(mohamed_hassan / pixabay)

Learn Your Craft

If you have only dabbled in calligraphy in the past or haven't developed your own unique style yet, begin exploring and experimenting with different fonts and letters. You do not need to invent a brand new font, but it is nice to create a signature style. You may want to begin by mastering some fonts that you like. Then, give them your special touch. It is helpful to have a couple of unique styles from which your customers may choose. Ideally, these choices should be diverse enough to appeal to various tastes and be useful for different projects.

You may also want to experiment with different lettering tools and inks. Artists use brush pens, rollerball pens, and fountain pens for calligraphy. Each creates letters differently. Mastering more than one calligraphy method allows you to produce a wider variety of effects in your work.

Proper Pricing

It is challenging to define the worth of a product or service when you are new to the market. The best way to price your services is to familiarize yourself with what others are charging for the same product. Individuals who have been selling calligraphy know how long projects take and how much to charge for their time. Trust their experience and price yourself accordingly. You can always adjust your pricing in the future as your skills improve and you get a better feel for the work you are doing.

You might want to consider running a sale to attract your first customers and establish your business. If you can wow a few people into recommending you to their friends, that will help jumpstart your earnings.


Because calligraphy is a form of art, accurately showing potential clients what they are buying is imperative. Nothing is more frustrating to a customer than getting a product that looks nothing like what they ordered. Creating samples of your work and photographing them is the perfect way to show off your skills.

You don't need an SLR camera with multiple lenses. Modern phone cameras do an excellent job in most cases. However, you do need good lighting and a steady hand to avoid blurry or grainy images. Taking your pictures in a room with lots of natural light is best. A small tripod may also be helpful to hold your camera absolutely still. If you are concerned about taking your own pictures, find a friend or family member with more experience in photography that can help.

Just as you would stage a house to sell it, stage your photos to sell your art. Staging might involve placing a necklace, flowers, or lace near a beautifully addressed wedding invitation. If you are selling Christmas cards, consider placing holly in the photo or a string of lights. A hand-written menu next to a delicious dessert or drink is very fitting.

Placing your work in the appropriate setting allows customers to envision their own project in the context that others will view it.

Develop a Workflow

In every successful business, there needs to be an order to the way that things are done. Before you take on your first customer, determine what your process needs to be from start to finish. Be ready to answer clients' questions about what they can expect once they place an order with you.
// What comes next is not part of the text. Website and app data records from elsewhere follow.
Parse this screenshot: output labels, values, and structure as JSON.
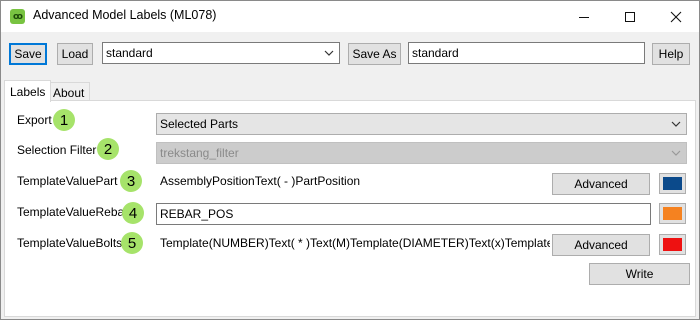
{
  "window": {
    "title": "Advanced Model Labels (ML078)",
    "app_icon_text": "ꝏ"
  },
  "toolbar": {
    "save_label": "Save",
    "load_label": "Load",
    "preset_value": "standard",
    "save_as_label": "Save As",
    "save_as_value": "standard",
    "help_label": "Help"
  },
  "tabs": [
    {
      "label": "Labels",
      "active": true
    },
    {
      "label": "About",
      "active": false
    }
  ],
  "rows": {
    "export": {
      "label": "Export",
      "step": "1",
      "value": "Selected Parts"
    },
    "selection_filter": {
      "label": "Selection Filter",
      "step": "2",
      "value": "trekstang_filter"
    },
    "part": {
      "label": "TemplateValuePart",
      "step": "3",
      "value": "AssemblyPositionText( - )PartPosition",
      "advanced_label": "Advanced",
      "color": "#0b4a8b"
    },
    "rebar": {
      "label": "TemplateValueRebar",
      "step": "4",
      "value": "REBAR_POS",
      "color": "#f58220"
    },
    "bolts": {
      "label": "TemplateValueBolts",
      "step": "5",
      "value": "Template(NUMBER)Text( * )Text(M)Template(DIAMETER)Text(x)Template(LENGT",
      "advanced_label": "Advanced",
      "color": "#ee1111"
    }
  },
  "write_label": "Write"
}
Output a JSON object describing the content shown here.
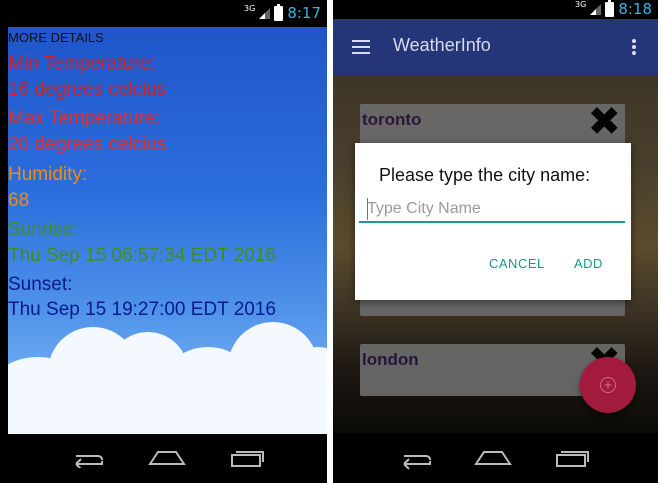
{
  "left_screen": {
    "status": {
      "network": "3G",
      "time": "8:17"
    },
    "heading": "MORE DETAILS",
    "details": [
      {
        "label": "Min Temperature:",
        "value": "16 degrees celcius",
        "color": "#cc2222"
      },
      {
        "label": "Max Temperature:",
        "value": "20 degrees celcius",
        "color": "#dd3030"
      },
      {
        "label": "Humidity:",
        "value": "68",
        "color": "#ef8b17"
      },
      {
        "label": "Sunrise:",
        "value": "Thu Sep 15 06:57:34 EDT 2016",
        "color": "#3f8f1b"
      },
      {
        "label": "Sunset:",
        "value": "Thu Sep 15 19:27:00 EDT 2016",
        "color": "#0a1a8c"
      }
    ],
    "nav_icons": [
      "back-icon",
      "home-icon",
      "recents-icon"
    ]
  },
  "right_screen": {
    "status": {
      "network": "3G",
      "time": "8:18"
    },
    "toolbar": {
      "title": "WeatherInfo",
      "menu_icon": "hamburger-icon",
      "overflow_icon": "overflow-menu-icon"
    },
    "cities": [
      {
        "name": "toronto"
      },
      {
        "name": ""
      },
      {
        "name": "london"
      }
    ],
    "dialog": {
      "title": "Please type the city name:",
      "placeholder": "Type City Name",
      "value": "",
      "cancel_label": "CANCEL",
      "add_label": "ADD"
    },
    "fab_icon": "add-icon",
    "accent_color": "#139e91",
    "toolbar_color": "#253678",
    "fab_color": "#a21b3f",
    "nav_icons": [
      "back-icon",
      "home-icon",
      "recents-icon"
    ]
  }
}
Providing potential clients with an accurate quote that both parties agree to before you start working is essential to maintaining a good business relationship and ensuring clients are satisfied. To provide the necessary information, you need to understand the entire scope of the project. Be sure to take into account the cost of materials as well as the quantity requested and any deadlines you must meet. Remember that some inks and papers are more expensive or more labor-intensive to work with, which may understandably affect your pricing. Include the cost of 20% more paper than you actually need to cover mistakes you may make, as they will happen. Once you and the client have agreed upon a price, you can gather your supplies and set to work. Completed projects may be picked up or mailed back, as requested by the client.

Selling Your Work

There are many ways to drum up calligraphy business. Many artisans run ads on sites like Etsy to sell handmade products. Listings are inexpensive, and the site already receives a lot of traffic. It may help boost business to create listings for all of your services—for example, one for wedding envelopes and a separate one for place cards. Using these unique keywords in your listing title will help your ad show up when people search for different services. However, if you go this route, you will be competing with many other calligraphers.

Social media is another route you could explore. If you have a good following on Instagram or Facebook, consider starting there. Post pictures of completed projects and sell them to friends or family. Word of your talents can spread from there, driving demand for your services.

Local businesses can be a source of revenue as well. Does your local coffee shop need a new menu? Is the sign in the window of the art studio looking a little faded and worn? Reach out to business owners and show them what you can do to improve their image.

Whether you plan to make a little money on the side or turn calligraphy into a full-time business, there is plenty of need for the art form. You have unique skills, which you can market to individuals and business owners alike. If you have the time and put effort into developing your skills, it could pay you back in spades.